--- Data records ---
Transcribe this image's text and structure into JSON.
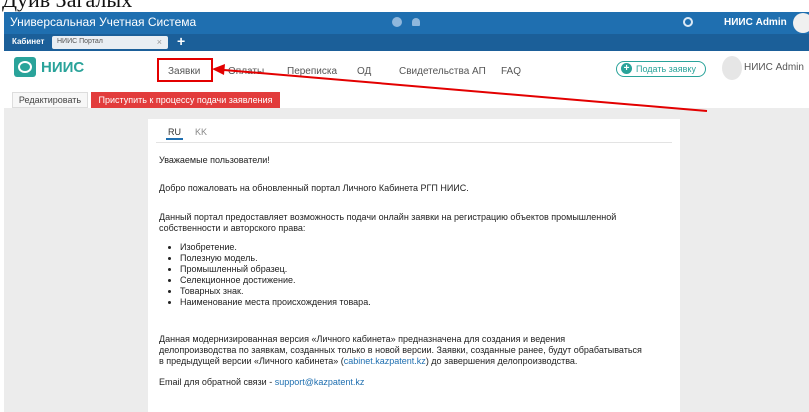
{
  "caption": "Дуйв Загалых",
  "app_bar": {
    "title": "Универсальная Учетная Система",
    "user": "НИИС Admin"
  },
  "tabs": {
    "cabinet": "Кабинет",
    "portal": "НИИС Портал",
    "close": "×",
    "add": "+"
  },
  "nav": {
    "logo": "НИИС",
    "items": [
      "Заявки",
      "Оплаты",
      "Переписка",
      "ОД",
      "Свидетельства АП",
      "FAQ"
    ],
    "apply_button": "Подать заявку",
    "user": "НИИС Admin"
  },
  "toolbar": {
    "edit": "Редактировать",
    "start": "Приступить к процессу подачи заявления"
  },
  "content": {
    "lang_tabs": [
      "RU",
      "KK"
    ],
    "greeting": "Уважаемые пользователи!",
    "welcome": "Добро пожаловать на обновленный портал Личного Кабинета РГП НИИС.",
    "intro_1": "Данный портал предоставляет возможность подачи онлайн заявки на регистрацию объектов промышленной",
    "intro_2": "собственности и авторского права:",
    "bullets": [
      "Изобретение.",
      "Полезную модель.",
      "Промышленный образец.",
      "Селекционное достижение.",
      "Товарных знак.",
      "Наименование места происхождения товара."
    ],
    "note_1": "Данная модернизированная версия «Личного кабинета» предназначена для создания и ведения",
    "note_2": "делопроизводства по заявкам, созданных только в новой версии. Заявки, созданные ранее, будут обрабатываться",
    "note_3_pre": "в предыдущей версии «Личного кабинета» (",
    "note_3_link": "cabinet.kazpatent.kz",
    "note_3_post": ") до завершения делопроизводства.",
    "email_label": "Email для обратной связи - ",
    "email_link": "support@kazpatent.kz"
  },
  "colors": {
    "header": "#1f6fb0",
    "tabbar": "#1b5f99",
    "brand": "#2aa39a",
    "danger": "#e23c3c",
    "annotation": "#e30000"
  }
}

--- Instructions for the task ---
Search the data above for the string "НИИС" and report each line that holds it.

--- Written answer ---
    "user": "НИИС Admin"
    "portal": "НИИС Портал",
    "logo": "НИИС",
    "user": "НИИС Admin"
    "welcome": "Добро пожаловать на обновленный портал Личного Кабинета РГП НИИС.",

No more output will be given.